The Supreme Court ruled on Jan. 21 that campaign finance laws should be relaxed to reflect constitutional rights to free speech. However, the decision was strongly criticized by liberal politicians, and even John McCain expressed his disapproval.
The ruling in Citizens v. Federal Election Commission eases the limits on corporate campaign donations, in practice allowing businesses, unions and advocacy groups to air political ads, according to media reports.
Justice Anthony Kennedy explained that the decision reflects the majority’s belief that government’s regulation of who provides information to citizens violates the First Amendment.
However, Representative Steve Kagen (D-Wis.) said the ruling is "an affront" to his constituents and added that "people have constitutional rights, not corporations," quoted by Green Bay Press Gazette.
Top Democratic leaders in Washington have also expressed their dismay, warning that the ruling will cause corporate money to flood politics, create greater corruption and erode democracy and free elections by promoting special interests.
Democratic National Committee (DNC) chairman Tim Kaine confirmed the administration is preparing a "forceful response" to the Supreme Court’s decision that he said "must not be allowed to stand."
Meanwhile, Senator John McCain, (R-Ariz.), declared himself disappointed with the ruling that weakens the Bipartisan Campaign Finance Reform Act of 2002 he co-sponsored.
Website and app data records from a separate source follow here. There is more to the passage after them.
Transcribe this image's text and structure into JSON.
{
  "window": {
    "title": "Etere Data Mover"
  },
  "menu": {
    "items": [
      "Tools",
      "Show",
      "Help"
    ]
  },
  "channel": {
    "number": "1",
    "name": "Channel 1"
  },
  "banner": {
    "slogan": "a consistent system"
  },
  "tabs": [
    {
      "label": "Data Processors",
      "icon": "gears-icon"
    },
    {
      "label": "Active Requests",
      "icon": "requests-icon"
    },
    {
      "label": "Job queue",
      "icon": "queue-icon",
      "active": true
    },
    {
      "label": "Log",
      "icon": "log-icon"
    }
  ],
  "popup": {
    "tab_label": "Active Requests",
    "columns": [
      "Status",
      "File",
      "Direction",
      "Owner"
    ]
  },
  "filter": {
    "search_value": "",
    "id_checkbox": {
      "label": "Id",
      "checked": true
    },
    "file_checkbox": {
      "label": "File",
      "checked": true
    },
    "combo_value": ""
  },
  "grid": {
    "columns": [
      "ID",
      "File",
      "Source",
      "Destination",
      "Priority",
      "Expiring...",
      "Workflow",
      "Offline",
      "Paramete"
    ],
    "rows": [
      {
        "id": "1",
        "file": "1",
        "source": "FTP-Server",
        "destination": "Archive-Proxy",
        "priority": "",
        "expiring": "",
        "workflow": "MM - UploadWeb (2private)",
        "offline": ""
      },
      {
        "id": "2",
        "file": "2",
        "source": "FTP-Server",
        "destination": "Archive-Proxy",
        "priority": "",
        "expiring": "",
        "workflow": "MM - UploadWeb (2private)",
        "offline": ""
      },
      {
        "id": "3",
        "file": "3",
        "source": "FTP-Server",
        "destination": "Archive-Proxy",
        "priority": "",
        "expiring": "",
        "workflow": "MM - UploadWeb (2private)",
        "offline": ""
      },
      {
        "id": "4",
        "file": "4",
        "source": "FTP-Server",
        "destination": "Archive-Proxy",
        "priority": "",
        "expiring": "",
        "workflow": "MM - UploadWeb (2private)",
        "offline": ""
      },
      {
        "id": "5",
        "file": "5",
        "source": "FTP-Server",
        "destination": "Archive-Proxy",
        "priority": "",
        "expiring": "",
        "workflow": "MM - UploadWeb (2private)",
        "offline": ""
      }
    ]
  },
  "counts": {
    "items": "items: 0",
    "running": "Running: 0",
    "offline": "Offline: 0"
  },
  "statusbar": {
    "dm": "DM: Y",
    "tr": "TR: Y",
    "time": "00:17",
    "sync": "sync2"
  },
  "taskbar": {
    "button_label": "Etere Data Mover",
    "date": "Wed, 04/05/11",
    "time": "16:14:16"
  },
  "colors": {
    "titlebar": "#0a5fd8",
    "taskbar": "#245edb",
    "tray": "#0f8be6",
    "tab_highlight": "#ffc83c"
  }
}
The act banned unregulated contributions to national political parties, outlawed advocacy ads in the 60 days before an election, limited contributions and required donor disclosure.